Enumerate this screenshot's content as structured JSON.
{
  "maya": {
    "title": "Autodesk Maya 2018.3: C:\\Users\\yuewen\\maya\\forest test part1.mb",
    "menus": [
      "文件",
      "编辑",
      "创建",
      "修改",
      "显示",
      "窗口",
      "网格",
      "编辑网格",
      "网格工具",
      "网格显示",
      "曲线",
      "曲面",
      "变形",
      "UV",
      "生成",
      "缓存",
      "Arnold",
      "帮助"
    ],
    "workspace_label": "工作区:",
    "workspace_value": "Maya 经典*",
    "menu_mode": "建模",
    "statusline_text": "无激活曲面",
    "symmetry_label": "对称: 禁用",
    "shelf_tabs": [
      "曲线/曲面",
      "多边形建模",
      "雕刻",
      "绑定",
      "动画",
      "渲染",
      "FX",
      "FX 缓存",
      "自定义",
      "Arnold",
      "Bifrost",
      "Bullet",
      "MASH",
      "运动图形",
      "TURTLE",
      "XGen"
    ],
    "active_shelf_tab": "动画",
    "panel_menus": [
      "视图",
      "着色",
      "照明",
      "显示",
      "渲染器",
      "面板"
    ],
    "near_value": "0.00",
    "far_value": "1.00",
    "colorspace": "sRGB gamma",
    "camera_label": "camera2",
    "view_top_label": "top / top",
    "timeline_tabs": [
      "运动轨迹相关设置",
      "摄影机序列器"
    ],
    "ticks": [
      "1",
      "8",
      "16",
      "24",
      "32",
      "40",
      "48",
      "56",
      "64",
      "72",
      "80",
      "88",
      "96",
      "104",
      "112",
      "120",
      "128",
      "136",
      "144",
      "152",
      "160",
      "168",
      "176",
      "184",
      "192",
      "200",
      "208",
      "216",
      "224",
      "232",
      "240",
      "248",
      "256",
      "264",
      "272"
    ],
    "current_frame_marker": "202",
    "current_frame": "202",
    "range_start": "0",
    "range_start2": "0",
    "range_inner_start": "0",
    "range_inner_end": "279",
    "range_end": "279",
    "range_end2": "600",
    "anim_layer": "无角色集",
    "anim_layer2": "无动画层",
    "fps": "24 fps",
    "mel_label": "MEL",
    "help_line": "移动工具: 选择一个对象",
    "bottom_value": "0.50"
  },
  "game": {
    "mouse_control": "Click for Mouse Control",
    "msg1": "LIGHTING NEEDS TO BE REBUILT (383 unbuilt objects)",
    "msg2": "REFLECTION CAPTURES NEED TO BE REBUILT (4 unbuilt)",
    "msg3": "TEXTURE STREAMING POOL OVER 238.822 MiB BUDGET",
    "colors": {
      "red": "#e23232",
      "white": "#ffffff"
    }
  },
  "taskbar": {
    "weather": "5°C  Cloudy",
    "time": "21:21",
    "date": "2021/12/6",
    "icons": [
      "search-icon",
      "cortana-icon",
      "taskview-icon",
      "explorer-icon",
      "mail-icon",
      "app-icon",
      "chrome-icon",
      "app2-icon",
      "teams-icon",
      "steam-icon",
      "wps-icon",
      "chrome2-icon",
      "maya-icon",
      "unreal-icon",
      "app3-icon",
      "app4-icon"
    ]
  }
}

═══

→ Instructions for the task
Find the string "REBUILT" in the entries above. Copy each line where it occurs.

→ Response area
    "msg1": "LIGHTING NEEDS TO BE REBUILT (383 unbuilt objects)",
    "msg2": "REFLECTION CAPTURES NEED TO BE REBUILT (4 unbuilt)",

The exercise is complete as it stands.